> _DIRECTIONS FOR THIS TASK_: Only the pictures stay out; please return all the entries below exactly as written.

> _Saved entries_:
************
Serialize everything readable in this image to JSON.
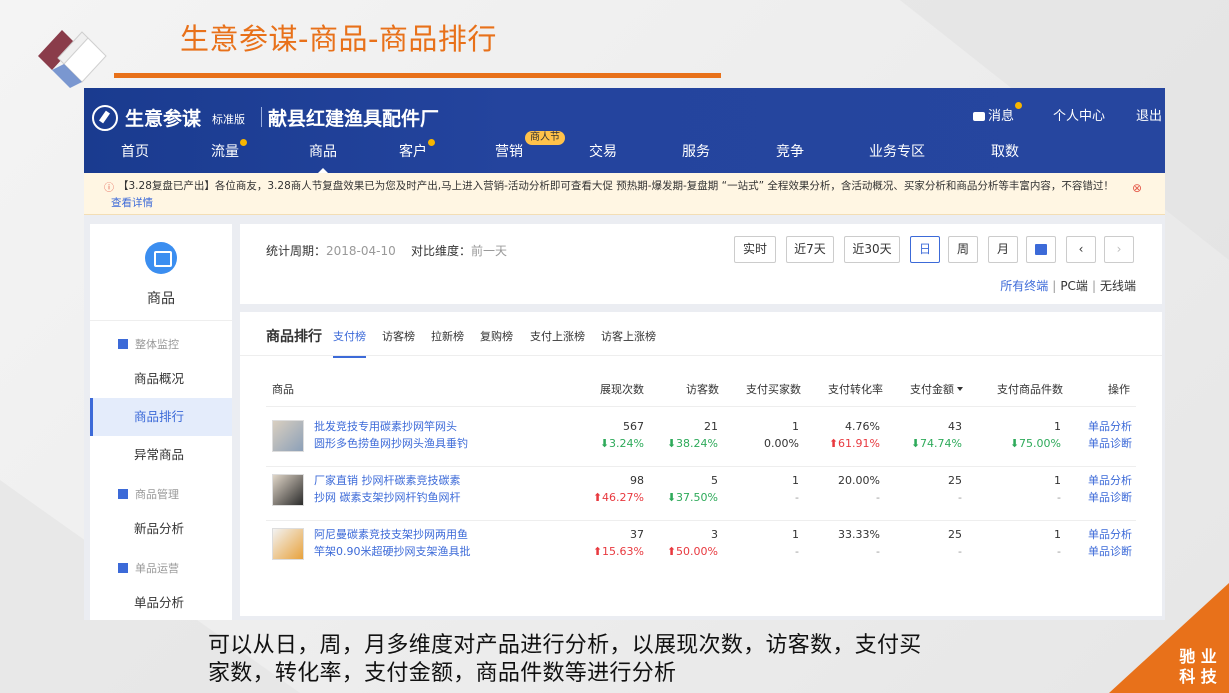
{
  "slide": {
    "title": "生意参谋-商品-商品排行",
    "caption_line1": "可以从日，周，月多维度对产品进行分析，以展现次数，访客数，支付买",
    "caption_line2": "家数，转化率，支付金额，商品件数等进行分析",
    "corner_line1": "驰 业",
    "corner_line2": "科 技",
    "accent_color": "#e8711a"
  },
  "app": {
    "brand": "生意参谋",
    "version": "标准版",
    "shop": "献县红建渔具配件厂",
    "top_links": {
      "messages": "消息",
      "profile": "个人中心",
      "logout": "退出"
    },
    "nav": [
      "首页",
      "流量",
      "商品",
      "客户",
      "营销",
      "交易",
      "服务",
      "竞争",
      "业务专区",
      "取数"
    ],
    "nav_active": "商品",
    "nav_badge": "商人节",
    "notice": {
      "text": "【3.28复盘已产出】各位商友，3.28商人节复盘效果已为您及时产出,马上进入营销-活动分析即可查看大促 预热期-爆发期-复盘期 “一站式” 全程效果分析，含活动概况、买家分析和商品分析等丰富内容，不容错过！",
      "link": "查看详情"
    },
    "sidebar": {
      "title": "商品",
      "groups": {
        "monitor": "整体监控",
        "manage": "商品管理",
        "single": "单品运营"
      },
      "items": {
        "overview": "商品概况",
        "ranking": "商品排行",
        "abnormal": "异常商品",
        "new_analysis": "新品分析",
        "single_analysis": "单品分析"
      }
    },
    "period": {
      "label": "统计周期：",
      "date": "2018-04-10",
      "compare_label": "对比维度：",
      "compare_value": "前一天",
      "buttons": [
        "实时",
        "近7天",
        "近30天",
        "日",
        "周",
        "月"
      ],
      "active_button": "日",
      "prev": "‹",
      "next": "›",
      "terminals": [
        "所有终端",
        "PC端",
        "无线端"
      ],
      "terminal_sep": "|"
    },
    "ranking": {
      "heading": "商品排行",
      "tabs": [
        "支付榜",
        "访客榜",
        "拉新榜",
        "复购榜",
        "支付上涨榜",
        "访客上涨榜"
      ],
      "headers": [
        "商品",
        "展现次数",
        "访客数",
        "支付买家数",
        "支付转化率",
        "支付金额",
        "支付商品件数",
        "操作"
      ],
      "rows": [
        {
          "name1": "批发竞技专用碳素抄网竿网头",
          "name2": "圆形多色捞鱼网抄网头渔具垂钓",
          "impressions": "567",
          "impressions_chg": "3.24%",
          "visitors": "21",
          "visitors_chg": "38.24%",
          "buyers": "1",
          "buyers_chg": "0.00%",
          "conversion": "4.76%",
          "conversion_chg": "61.91%",
          "amount": "43",
          "amount_chg": "74.74%",
          "items": "1",
          "items_chg": "75.00%",
          "op1": "单品分析",
          "op2": "单品诊断"
        },
        {
          "name1": "厂家直销 抄网杆碳素竞技碳素",
          "name2": "抄网 碳素支架抄网杆钓鱼网杆",
          "impressions": "98",
          "impressions_chg": "46.27%",
          "visitors": "5",
          "visitors_chg": "37.50%",
          "buyers": "1",
          "buyers_chg": "-",
          "conversion": "20.00%",
          "conversion_chg": "-",
          "amount": "25",
          "amount_chg": "-",
          "items": "1",
          "items_chg": "-",
          "op1": "单品分析",
          "op2": "单品诊断"
        },
        {
          "name1": "阿尼曼碳素竞技支架抄网两用鱼",
          "name2": "竿架0.90米超硬抄网支架渔具批",
          "impressions": "37",
          "impressions_chg": "15.63%",
          "visitors": "3",
          "visitors_chg": "50.00%",
          "buyers": "1",
          "buyers_chg": "-",
          "conversion": "33.33%",
          "conversion_chg": "-",
          "amount": "25",
          "amount_chg": "-",
          "items": "1",
          "items_chg": "-",
          "op1": "单品分析",
          "op2": "单品诊断"
        }
      ]
    }
  }
}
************
> _RESULT OF THE EXERCISE_:
Serialize everything readable in this image to JSON.
{
  "slide": {
    "title": "生意参谋-商品-商品排行",
    "caption_line1": "可以从日，周，月多维度对产品进行分析，以展现次数，访客数，支付买",
    "caption_line2": "家数，转化率，支付金额，商品件数等进行分析",
    "corner_line1": "驰 业",
    "corner_line2": "科 技",
    "accent_color": "#e8711a"
  },
  "app": {
    "brand": "生意参谋",
    "version": "标准版",
    "shop": "献县红建渔具配件厂",
    "top_links": {
      "messages": "消息",
      "profile": "个人中心",
      "logout": "退出"
    },
    "nav": [
      "首页",
      "流量",
      "商品",
      "客户",
      "营销",
      "交易",
      "服务",
      "竞争",
      "业务专区",
      "取数"
    ],
    "nav_active": "商品",
    "nav_badge": "商人节",
    "notice": {
      "text": "【3.28复盘已产出】各位商友，3.28商人节复盘效果已为您及时产出,马上进入营销-活动分析即可查看大促 预热期-爆发期-复盘期 “一站式” 全程效果分析，含活动概况、买家分析和商品分析等丰富内容，不容错过！",
      "link": "查看详情"
    },
    "sidebar": {
      "title": "商品",
      "groups": {
        "monitor": "整体监控",
        "manage": "商品管理",
        "single": "单品运营"
      },
      "items": {
        "overview": "商品概况",
        "ranking": "商品排行",
        "abnormal": "异常商品",
        "new_analysis": "新品分析",
        "single_analysis": "单品分析"
      }
    },
    "period": {
      "label": "统计周期：",
      "date": "2018-04-10",
      "compare_label": "对比维度：",
      "compare_value": "前一天",
      "buttons": [
        "实时",
        "近7天",
        "近30天",
        "日",
        "周",
        "月"
      ],
      "active_button": "日",
      "prev": "‹",
      "next": "›",
      "terminals": [
        "所有终端",
        "PC端",
        "无线端"
      ],
      "terminal_sep": "|"
    },
    "ranking": {
      "heading": "商品排行",
      "tabs": [
        "支付榜",
        "访客榜",
        "拉新榜",
        "复购榜",
        "支付上涨榜",
        "访客上涨榜"
      ],
      "headers": [
        "商品",
        "展现次数",
        "访客数",
        "支付买家数",
        "支付转化率",
        "支付金额",
        "支付商品件数",
        "操作"
      ],
      "rows": [
        {
          "name1": "批发竞技专用碳素抄网竿网头",
          "name2": "圆形多色捞鱼网抄网头渔具垂钓",
          "impressions": "567",
          "impressions_chg": "3.24%",
          "visitors": "21",
          "visitors_chg": "38.24%",
          "buyers": "1",
          "buyers_chg": "0.00%",
          "conversion": "4.76%",
          "conversion_chg": "61.91%",
          "amount": "43",
          "amount_chg": "74.74%",
          "items": "1",
          "items_chg": "75.00%",
          "op1": "单品分析",
          "op2": "单品诊断"
        },
        {
          "name1": "厂家直销 抄网杆碳素竞技碳素",
          "name2": "抄网 碳素支架抄网杆钓鱼网杆",
          "impressions": "98",
          "impressions_chg": "46.27%",
          "visitors": "5",
          "visitors_chg": "37.50%",
          "buyers": "1",
          "buyers_chg": "-",
          "conversion": "20.00%",
          "conversion_chg": "-",
          "amount": "25",
          "amount_chg": "-",
          "items": "1",
          "items_chg": "-",
          "op1": "单品分析",
          "op2": "单品诊断"
        },
        {
          "name1": "阿尼曼碳素竞技支架抄网两用鱼",
          "name2": "竿架0.90米超硬抄网支架渔具批",
          "impressions": "37",
          "impressions_chg": "15.63%",
          "visitors": "3",
          "visitors_chg": "50.00%",
          "buyers": "1",
          "buyers_chg": "-",
          "conversion": "33.33%",
          "conversion_chg": "-",
          "amount": "25",
          "amount_chg": "-",
          "items": "1",
          "items_chg": "-",
          "op1": "单品分析",
          "op2": "单品诊断"
        }
      ]
    }
  }
}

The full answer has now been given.